---------- Material supplied ----------

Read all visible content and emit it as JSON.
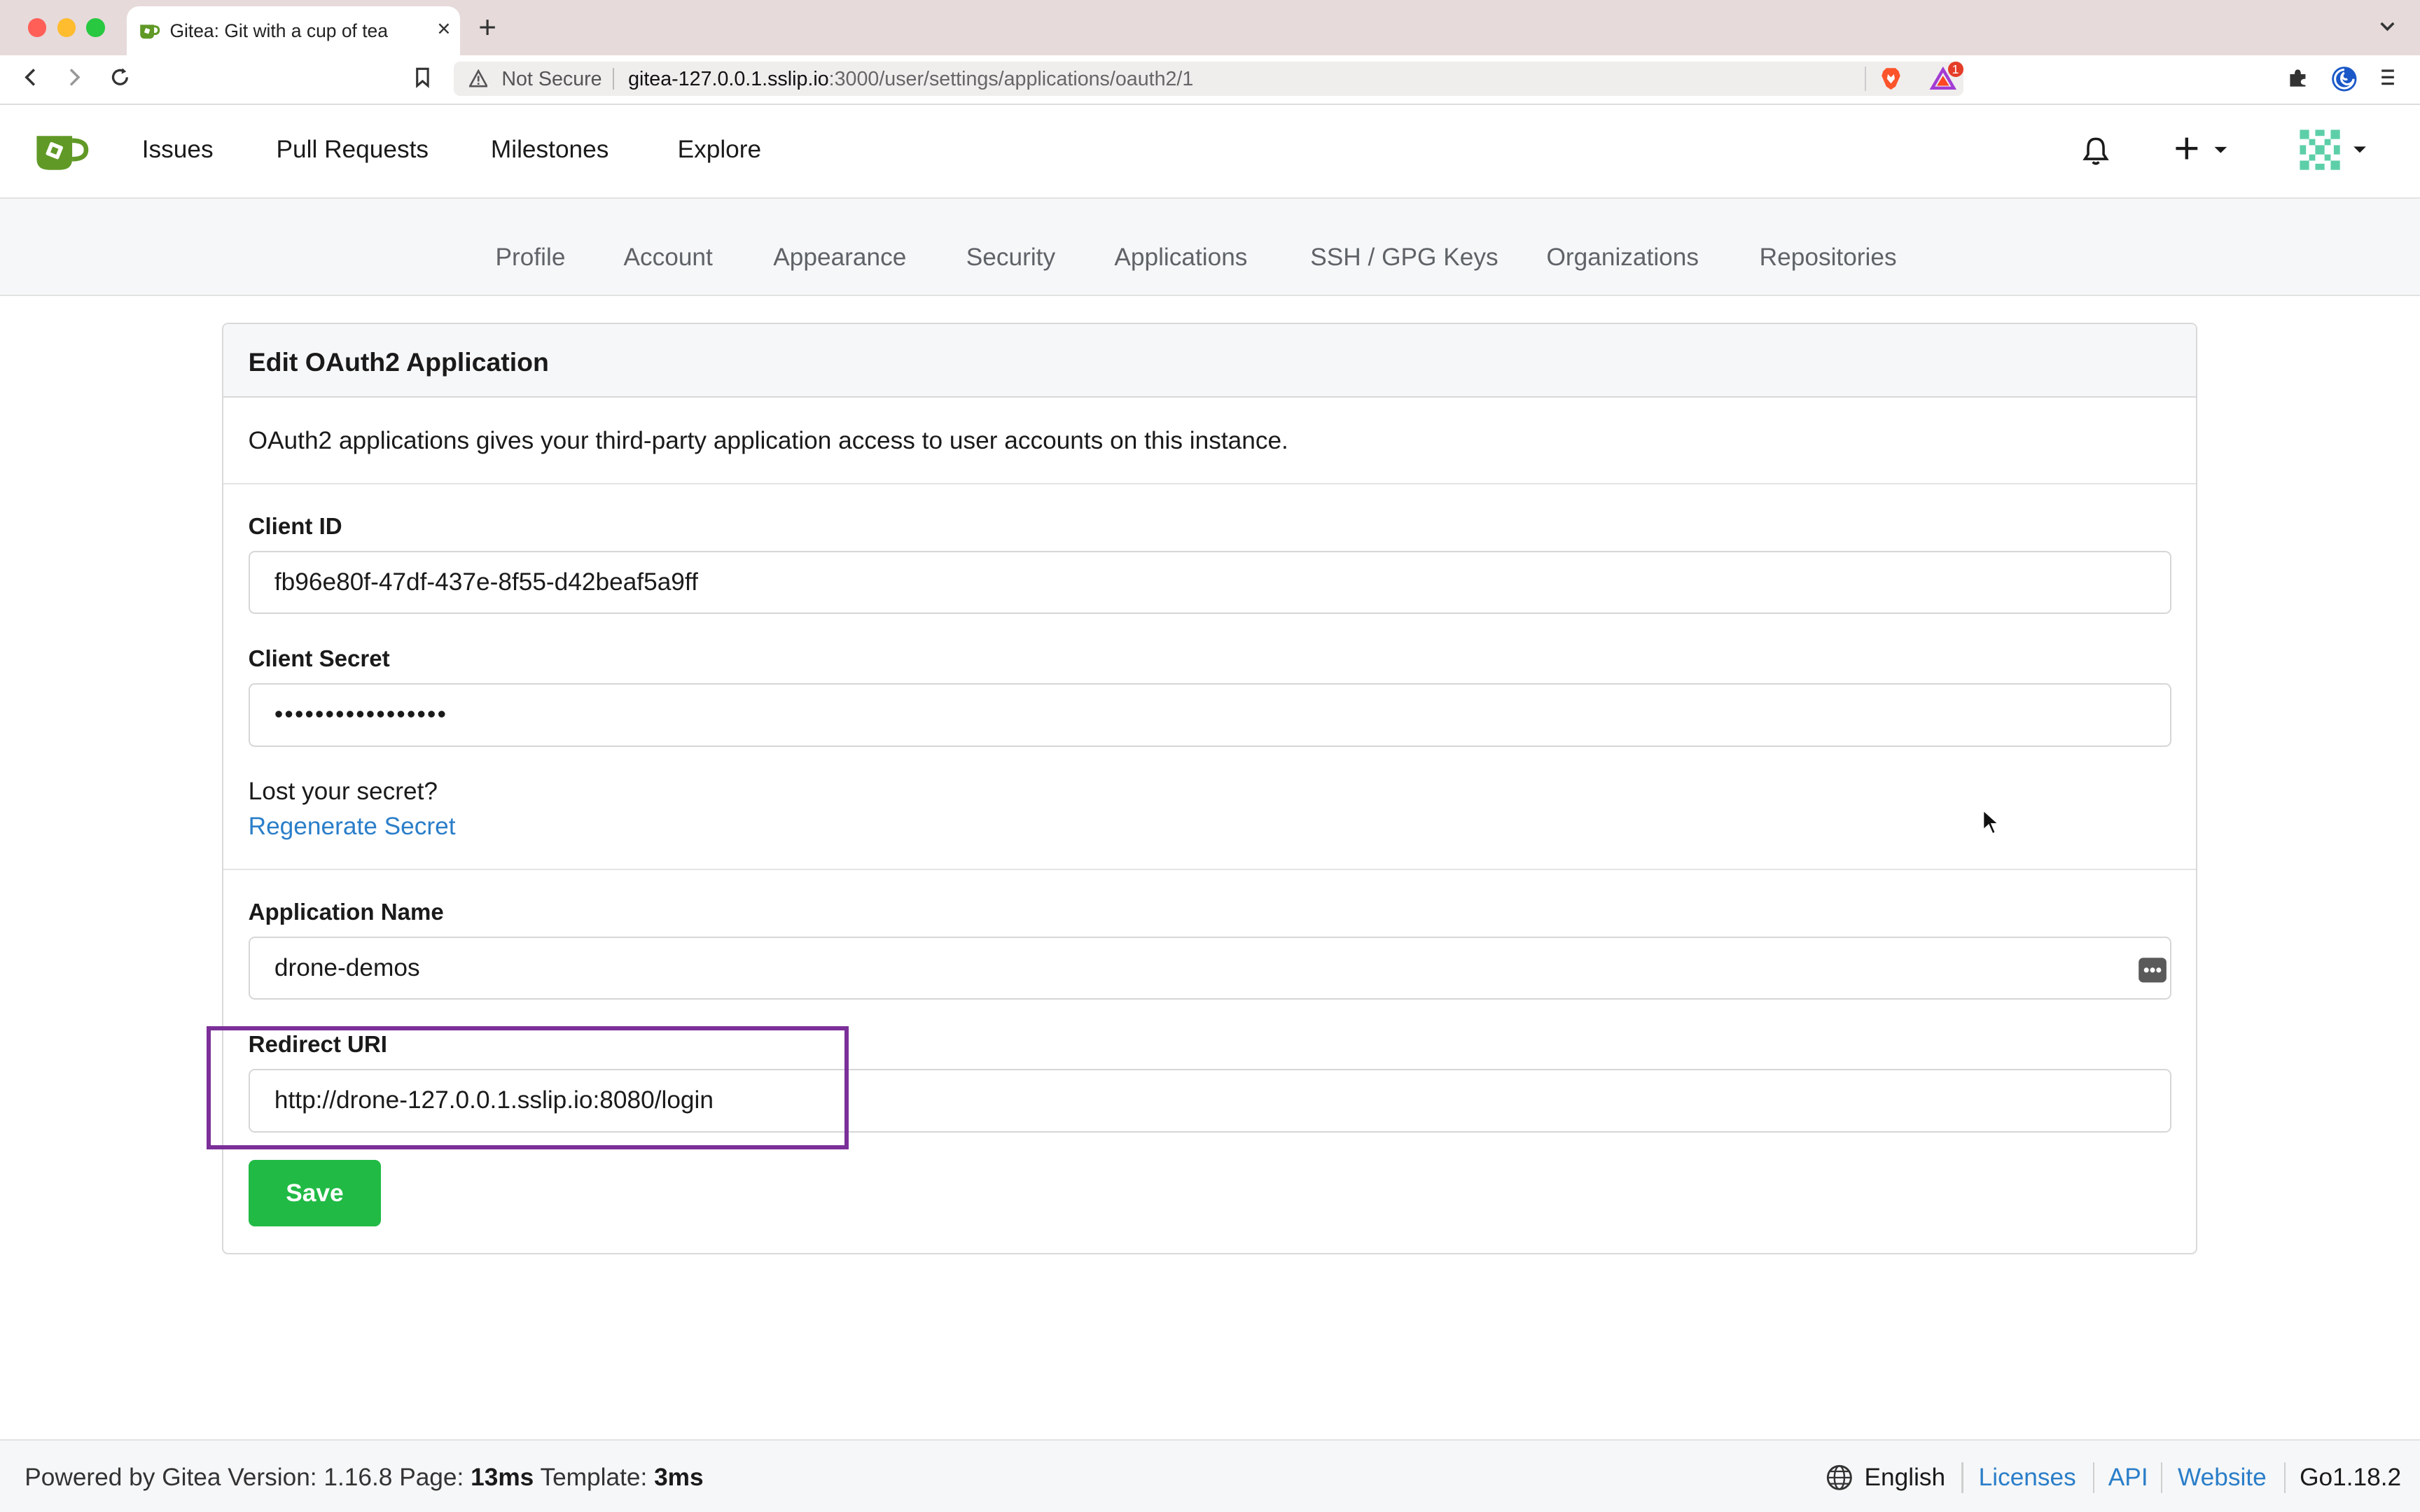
{
  "browser": {
    "tab_title": "Gitea: Git with a cup of tea",
    "tab_close": "×",
    "new_tab": "+",
    "security_label": "Not Secure",
    "url_host": "gitea-127.0.0.1.sslip.io",
    "url_path": ":3000/user/settings/applications/oauth2/1",
    "rewards_badge": "1"
  },
  "header": {
    "nav": [
      "Issues",
      "Pull Requests",
      "Milestones",
      "Explore"
    ]
  },
  "settings_menu": [
    "Profile",
    "Account",
    "Appearance",
    "Security",
    "Applications",
    "SSH / GPG Keys",
    "Organizations",
    "Repositories"
  ],
  "card": {
    "title": "Edit OAuth2 Application",
    "intro": "OAuth2 applications gives your third-party application access to user accounts on this instance.",
    "client_id_label": "Client ID",
    "client_id_value": "fb96e80f-47df-437e-8f55-d42beaf5a9ff",
    "client_secret_label": "Client Secret",
    "client_secret_value": "•••••••••••••••••",
    "lost_secret": "Lost your secret?",
    "regenerate": "Regenerate Secret",
    "app_name_label": "Application Name",
    "app_name_value": "drone-demos",
    "redirect_label": "Redirect URI",
    "redirect_value": "http://drone-127.0.0.1.sslip.io:8080/login",
    "save_label": "Save"
  },
  "footer": {
    "powered": "Powered by Gitea Version: 1.16.8 Page:",
    "page_time": "13ms",
    "template_label": "Template:",
    "template_time": "3ms",
    "language": "English",
    "licenses": "Licenses",
    "api": "API",
    "website": "Website",
    "go_version": "Go1.18.2"
  },
  "colors": {
    "accent_link": "#2a7ec9",
    "save_green": "#21ba45",
    "highlight_purple": "#7b2f98",
    "gitea_green": "#609926"
  }
}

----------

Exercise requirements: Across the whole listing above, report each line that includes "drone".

Result of this exercise:
    "app_name_value": "drone-demos",
    "redirect_value": "http://drone-127.0.0.1.sslip.io:8080/login",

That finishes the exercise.